Chapter 2 : Fundamental Consumer Rights

Part F : Right to fair and honest dealing

47. Over-selling and over-booking



1) This section does not apply to—
b) a consumer agreement pertaining to the supply of any special-order goods.


2) A supplier must not accept payment or other consideration for any goods or services if the supplier—
a) has no reasonable basis to assert an intention to supply those goods or provide those services; or
b) intends to supply goods or services that are materially different from the goods or services in respect of which the payment or consideration was accepted.


3) If a supplier makes a commitment or accepts a reservation to supply goods or services on a specified date or at a specified time and, on the date and at the time contemplated in the commitment or reservation, fails because of insufficient stock or capacity to supply those goods or services, or similar or comparable goods or services of the same or better quality, class or nature, the supplier must—
a) refund to the consumer the amount, if any, paid in respect of that commitment or reservation, together with interest at the prescribed rate from the date on which the amount was paid until the date of reimbursement; and
b) in addition, compensate the consumer for costs directly incidental to the supplier’s breach of the contract, except to the extent that subsection (5) provides otherwise.


4) It is a defence to an alleged failure to supply any goods or services, as contemplated in subsection (3), if—
a) the supplier offered to supply or procure another person to supply a consumer with comparable goods or services of the relevant kind to satisfy the consumer’s request; and
b) the consumer—
i) accepted the offer, and the supplier has supplied or procured another person to supply the goods or services so offered and accepted; or
ii) unreasonably refused that offer.

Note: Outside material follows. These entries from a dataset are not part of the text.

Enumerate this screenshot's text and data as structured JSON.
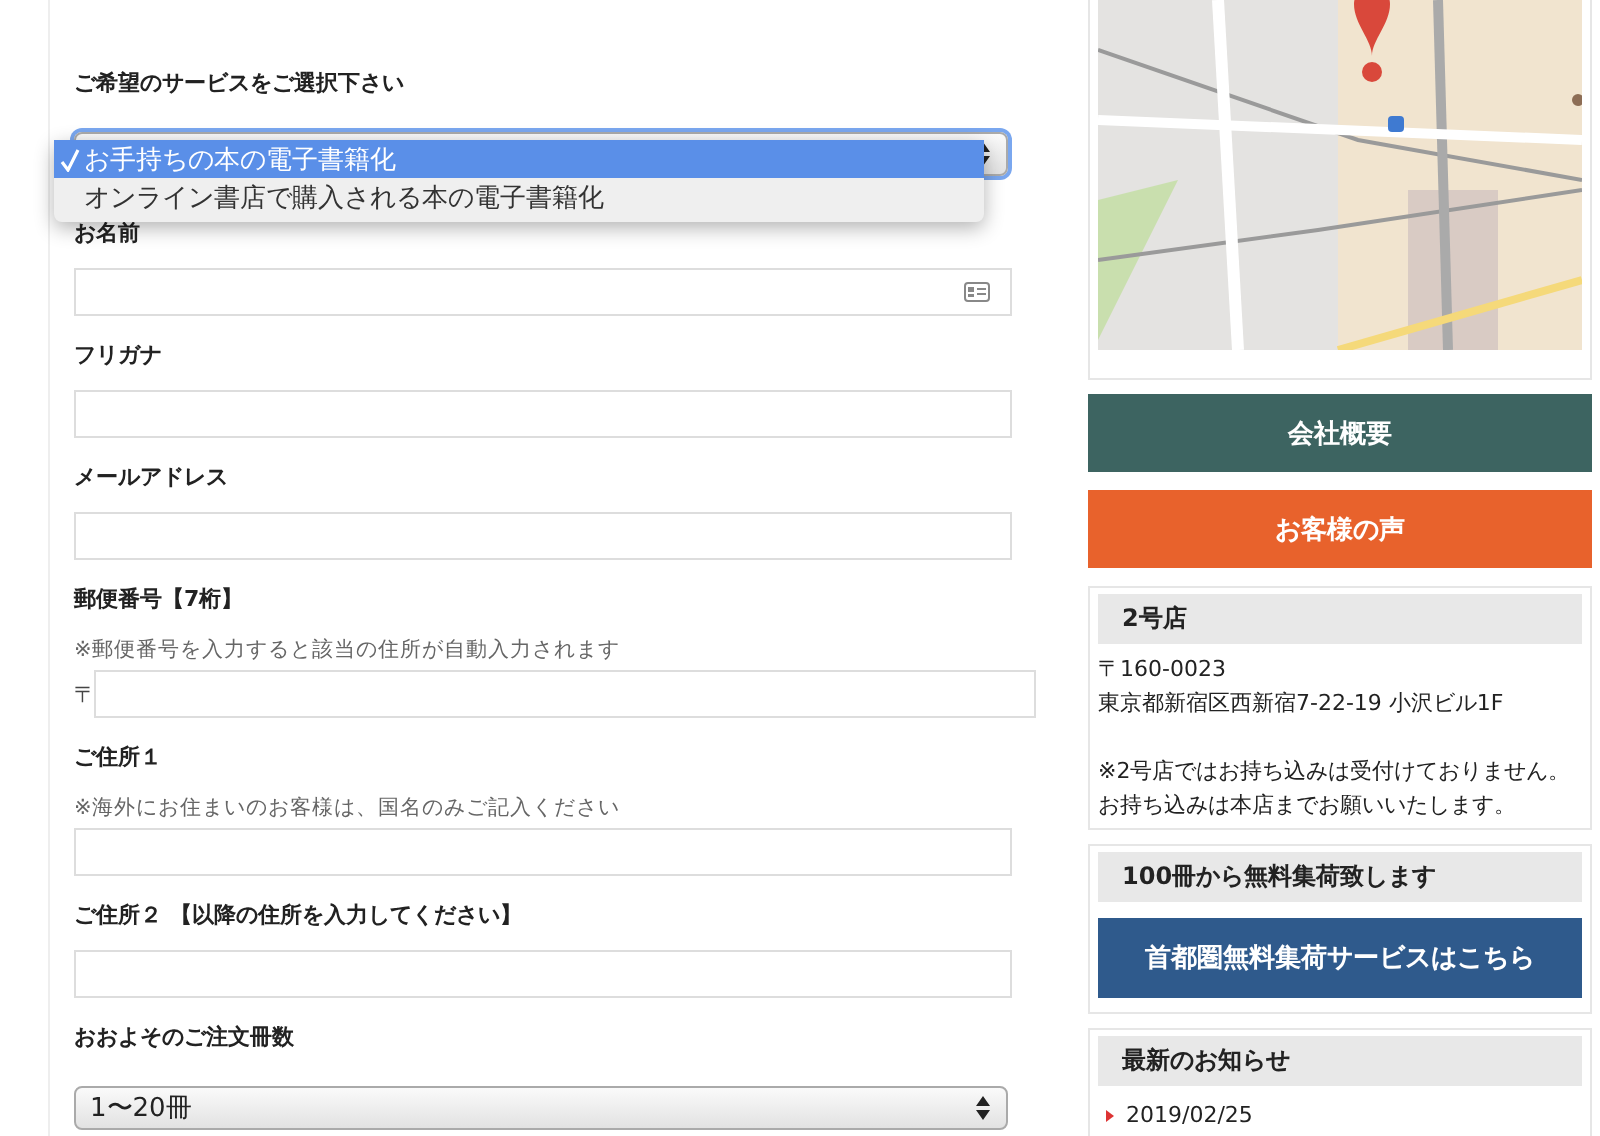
{
  "form": {
    "fields": [
      {
        "kind": "select",
        "label": "ご希望のサービスをご選択下さい",
        "focused": true,
        "options": [
          {
            "label": "お手持ちの本の電子書籍化",
            "selected": true
          },
          {
            "label": "オンライン書店で購入される本の電子書籍化",
            "selected": false
          }
        ]
      },
      {
        "kind": "text",
        "label": "お名前",
        "autofill": true
      },
      {
        "kind": "text",
        "label": "フリガナ",
        "autofill": false
      },
      {
        "kind": "text",
        "label": "メールアドレス",
        "autofill": false
      },
      {
        "kind": "postal",
        "label": "郵便番号【7桁】",
        "note": "※郵便番号を入力すると該当の住所が自動入力されます",
        "prefix": "〒"
      },
      {
        "kind": "text",
        "label": "ご住所１",
        "note": "※海外にお住まいのお客様は、国名のみご記入ください",
        "autofill": false
      },
      {
        "kind": "text",
        "label": "ご住所２ 【以降の住所を入力してください】",
        "autofill": false
      },
      {
        "kind": "select",
        "label": "おおよそのご注文冊数",
        "focused": false,
        "value": "1〜20冊"
      }
    ]
  },
  "sidebar": {
    "links": [
      {
        "label": "会社概要",
        "color": "#3d6461"
      },
      {
        "label": "お客様の声",
        "color": "#e8622c"
      }
    ],
    "store": {
      "heading": "2号店",
      "lines": [
        "〒160-0023",
        "東京都新宿区西新宿7-22-19 小沢ビル1F"
      ],
      "notes": [
        "※2号店ではお持ち込みは受付けておりません。",
        "お持ち込みは本店までお願いいたします。"
      ]
    },
    "pickup": {
      "heading": "100冊から無料集荷致します",
      "button": {
        "label": "首都圏無料集荷サービスはこちら",
        "color": "#2f5a8c"
      }
    },
    "news": {
      "heading": "最新のお知らせ",
      "items": [
        {
          "date": "2019/02/25"
        }
      ]
    }
  }
}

5) Subsection (3)(b) does not apply if—
a) the shortage of stock or capacity is due to circumstances beyond the supplier’s control, subject to subsection (6); and
b) the supplier took reasonable steps to inform the consumer of the shortage of stock or capacity as soon as it was practicable to do so in the circumstances.


6) Without limiting the generality of subsection (5)(a), a shortage of stock or capacity is not ‘‘due to circumstances beyond the supplier’s control’’ if the shortage results partially, completely, directly or indirectly from a failure on the part of the supplier to adequately and diligently carry out any ordinary or routine matter pertaining to the supplier’s business.